6. Observe and Report (2009)
Rogen stretches his persona in this under-appreciated gem. He plays a bipolar mall security officer with delusions of grandeur. It’s a great dark comedy with smarts and some big laughs.
5. The 40-Year-Old Virgin (2005)
This was Rogen’s comedic break-out. I haven’t watched it in years but now want to revisit it. Rogen plays one of Steve Carell’s co-workers and grabbed attention with his pop culture improvisations:
4. Knocked Up (2007)
And this was Rogen’s dramatic and leading man break-out, proving that he could more than carry a move on his own.
Knocked Up and 40-Year-Old-Virgin anointed a new genre, the stealth conservative comedy. The formula: Wrap the Pro-marriage and pro-monogamy sheep in the wolfskin of expletive-filled pop culture rants. It works.
3. This Is the End (2013)
Rogen made his directing debut with his friend and writing partner Evan Goldberg here. He and others play fictionalized versions of themselves scrambling to avoid hell and make it to heaven after the apocalypse. (Apparently Hollywood celebrities aren’t as virtuous as they thought. The rapture skips over them.)
Among the bizarre things: the movie essentially accepts and presents a fairly literal Biblical apocalypse–respectfully.
Because of this film’s competence and success I have confidence The Interview will also be wonderful.
2. Pineapple Express (2008)
Rogen and James Franco starred in the first and best “stoner action movie” ever. Die Hard crossed with Cheech and Chong. It’s tremendously entertaining and one of funniest films of the last decade. (Note to self: do list post later of the funniest films of the last decade…)
1. Superbad (2007)
Superbad was Rogen and Goldberg’s writing breakout. The story of two teenager friends pursuing drunken hook-ups before college is filled with numerous laughs, memorable characters, and a moral center. In many ways it embodies a successful formula that Rogen has just continued to develop with larger budgets and more sophistication.
What do you think? Am I all that far out in arguing that the best comedies are those that can aim high and low at the same time? Rogen is carrying on the Apatow tradition: lewd humor and outlandish premises obscure and take the edge off of traditionalist, moral messages?
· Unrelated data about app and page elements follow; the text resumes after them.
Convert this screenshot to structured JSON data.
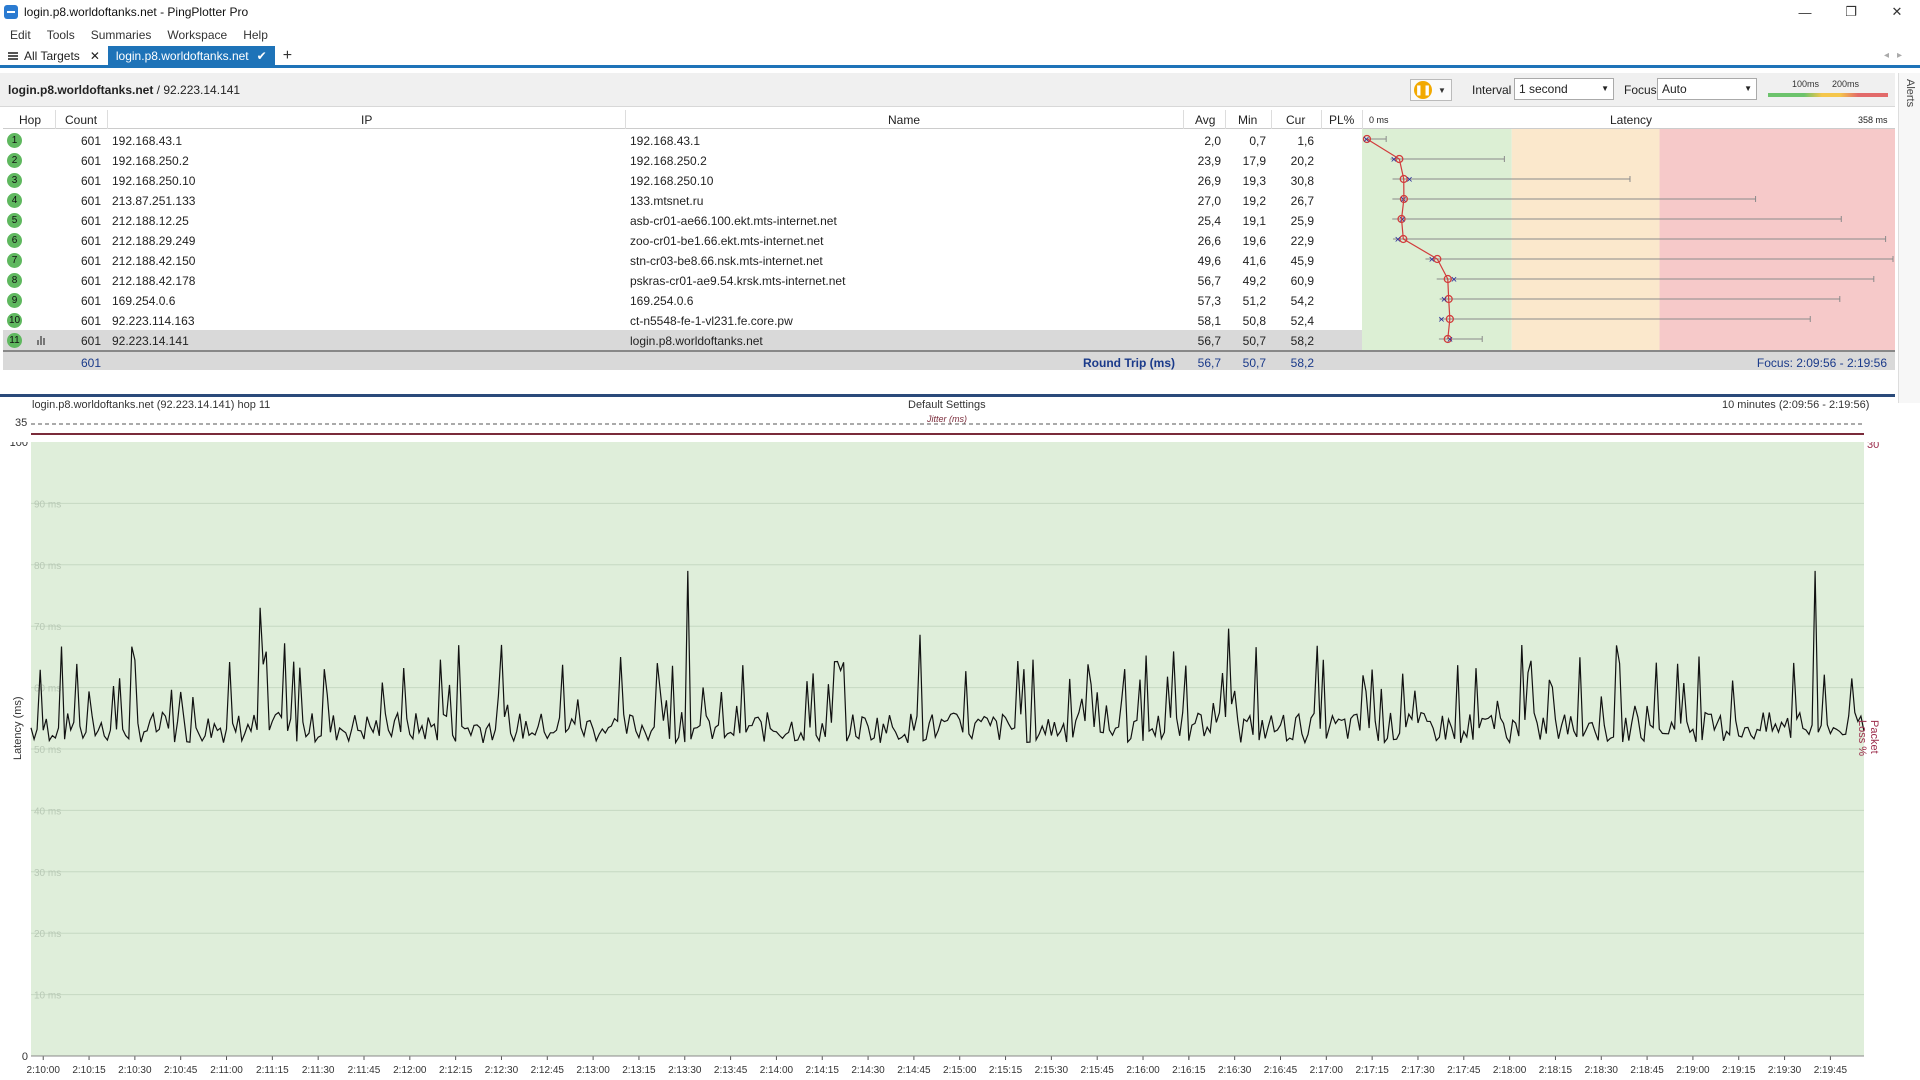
{
  "window": {
    "title": "login.p8.worldoftanks.net - PingPlotter Pro",
    "minimize": "—",
    "restore": "❐",
    "close": "✕"
  },
  "menu": [
    "Edit",
    "Tools",
    "Summaries",
    "Workspace",
    "Help"
  ],
  "tabs": {
    "all_targets": "All Targets",
    "active": "login.p8.worldoftanks.net",
    "add": "+"
  },
  "target": {
    "host": "login.p8.worldoftanks.net",
    "ip": " / 92.223.14.141",
    "interval_label": "Interval",
    "interval_value": "1 second",
    "focus_label": "Focus",
    "focus_value": "Auto",
    "scale_100": "100ms",
    "scale_200": "200ms",
    "alerts": "Alerts"
  },
  "columns": {
    "hop": "Hop",
    "count": "Count",
    "ip": "IP",
    "name": "Name",
    "avg": "Avg",
    "min": "Min",
    "cur": "Cur",
    "pl": "PL%",
    "latency": "Latency",
    "lat_min": "0 ms",
    "lat_max": "358 ms"
  },
  "hops": [
    {
      "hop": "1",
      "count": "601",
      "ip": "192.168.43.1",
      "name": "192.168.43.1",
      "avg": "2,0",
      "min": "0,7",
      "cur": "1,6",
      "max": 15
    },
    {
      "hop": "2",
      "count": "601",
      "ip": "192.168.250.2",
      "name": "192.168.250.2",
      "avg": "23,9",
      "min": "17,9",
      "cur": "20,2",
      "max": 95
    },
    {
      "hop": "3",
      "count": "601",
      "ip": "192.168.250.10",
      "name": "192.168.250.10",
      "avg": "26,9",
      "min": "19,3",
      "cur": "30,8",
      "max": 180
    },
    {
      "hop": "4",
      "count": "601",
      "ip": "213.87.251.133",
      "name": "133.mtsnet.ru",
      "avg": "27,0",
      "min": "19,2",
      "cur": "26,7",
      "max": 265
    },
    {
      "hop": "5",
      "count": "601",
      "ip": "212.188.12.25",
      "name": "asb-cr01-ae66.100.ekt.mts-internet.net",
      "avg": "25,4",
      "min": "19,1",
      "cur": "25,9",
      "max": 323
    },
    {
      "hop": "6",
      "count": "601",
      "ip": "212.188.29.249",
      "name": "zoo-cr01-be1.66.ekt.mts-internet.net",
      "avg": "26,6",
      "min": "19,6",
      "cur": "22,9",
      "max": 353
    },
    {
      "hop": "7",
      "count": "601",
      "ip": "212.188.42.150",
      "name": "stn-cr03-be8.66.nsk.mts-internet.net",
      "avg": "49,6",
      "min": "41,6",
      "cur": "45,9",
      "max": 358
    },
    {
      "hop": "8",
      "count": "601",
      "ip": "212.188.42.178",
      "name": "pskras-cr01-ae9.54.krsk.mts-internet.net",
      "avg": "56,7",
      "min": "49,2",
      "cur": "60,9",
      "max": 345
    },
    {
      "hop": "9",
      "count": "601",
      "ip": "169.254.0.6",
      "name": "169.254.0.6",
      "avg": "57,3",
      "min": "51,2",
      "cur": "54,2",
      "max": 322
    },
    {
      "hop": "10",
      "count": "601",
      "ip": "92.223.114.163",
      "name": "ct-n5548-fe-1-vl231.fe.core.pw",
      "avg": "58,1",
      "min": "50,8",
      "cur": "52,4",
      "max": 302
    },
    {
      "hop": "11",
      "count": "601",
      "ip": "92.223.14.141",
      "name": "login.p8.worldoftanks.net",
      "avg": "56,7",
      "min": "50,7",
      "cur": "58,2",
      "max": 80
    }
  ],
  "summary": {
    "count": "601",
    "label": "Round Trip (ms)",
    "avg": "56,7",
    "min": "50,7",
    "cur": "58,2",
    "focus": "Focus: 2:09:56 - 2:19:56"
  },
  "graph": {
    "title_left": "login.p8.worldoftanks.net (92.223.14.141) hop 11",
    "title_center": "Default Settings",
    "title_right": "10 minutes (2:09:56 - 2:19:56)",
    "jitter_label": "Jitter (ms)",
    "jitter_max": "35",
    "y_top": "100",
    "y_bottom": "0",
    "y2_top": "30",
    "y_title": "Latency (ms)",
    "y2_title": "Packet Loss %",
    "gridlines": [
      "90 ms",
      "80 ms",
      "70 ms",
      "60 ms",
      "50 ms",
      "40 ms",
      "30 ms",
      "20 ms",
      "10 ms"
    ],
    "x_ticks": [
      "2:10:00",
      "2:10:15",
      "2:10:30",
      "2:10:45",
      "2:11:00",
      "2:11:15",
      "2:11:30",
      "2:11:45",
      "2:12:00",
      "2:12:15",
      "2:12:30",
      "2:12:45",
      "2:13:00",
      "2:13:15",
      "2:13:30",
      "2:13:45",
      "2:14:00",
      "2:14:15",
      "2:14:30",
      "2:14:45",
      "2:15:00",
      "2:15:15",
      "2:15:30",
      "2:15:45",
      "2:16:00",
      "2:16:15",
      "2:16:30",
      "2:16:45",
      "2:17:00",
      "2:17:15",
      "2:17:30",
      "2:17:45",
      "2:18:00",
      "2:18:15",
      "2:18:30",
      "2:18:45",
      "2:19:00",
      "2:19:15",
      "2:19:30",
      "2:19:45"
    ],
    "colors": {
      "bg": "#dfeeda",
      "line": "#111111",
      "grid": "#c6d8c2"
    }
  }
}
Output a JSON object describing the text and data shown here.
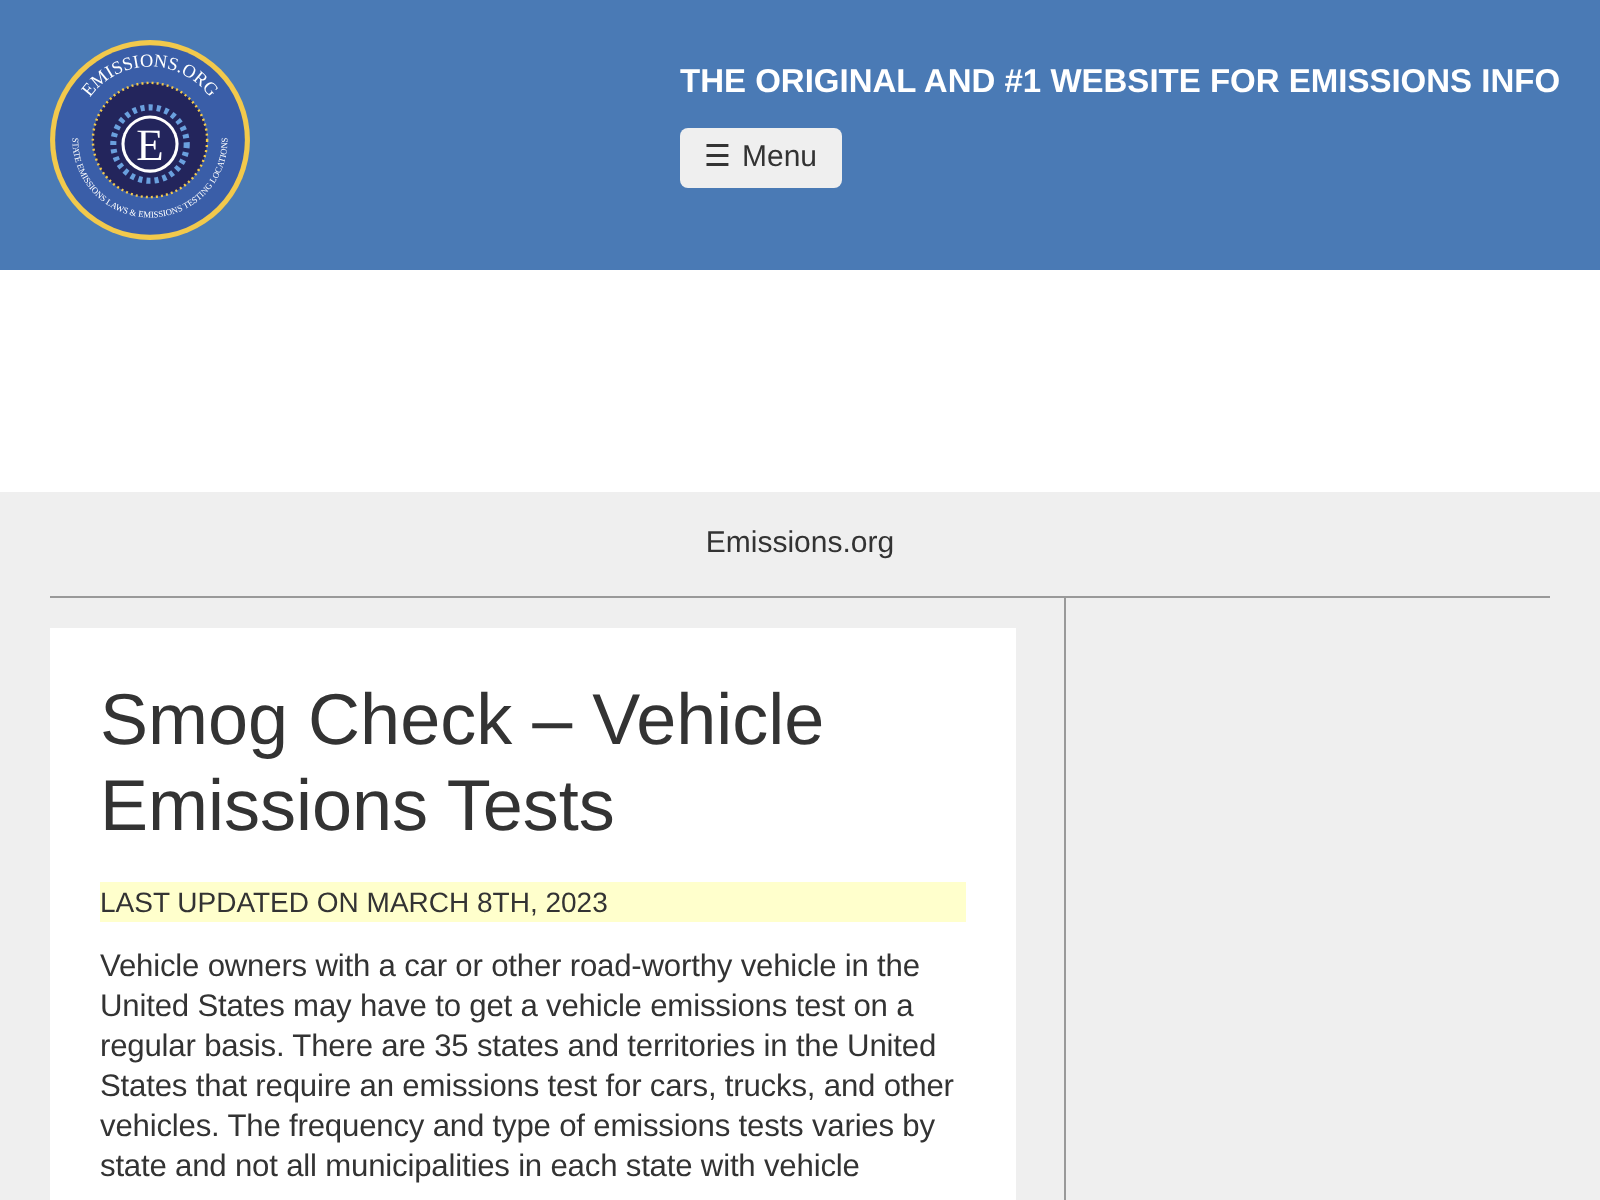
{
  "header": {
    "logo": {
      "top_text": "EMISSIONS.ORG",
      "ring_text": "STATE EMISSIONS LAWS & EMISSIONS TESTING LOCATIONS",
      "letter": "E"
    },
    "tagline": "THE ORIGINAL AND #1 WEBSITE FOR EMISSIONS INFO",
    "menu_button": {
      "icon": "☰",
      "label": "Menu"
    }
  },
  "breadcrumb": "Emissions.org",
  "article": {
    "title": "Smog Check – Vehicle Emissions Tests",
    "updated": "LAST UPDATED ON MARCH 8TH, 2023",
    "paragraph": "Vehicle owners with a car or other road-worthy vehicle in the United States may have to get a vehicle emissions test on a regular basis. There are 35 states and territories in the United States that require an emissions test for cars, trucks, and other vehicles. The frequency and type of emissions tests varies by state and not all municipalities in each state with vehicle"
  }
}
Works for me. If not this then what? Who’s a better comedic talent under 40 — both acting and writing/directing — than Rogen?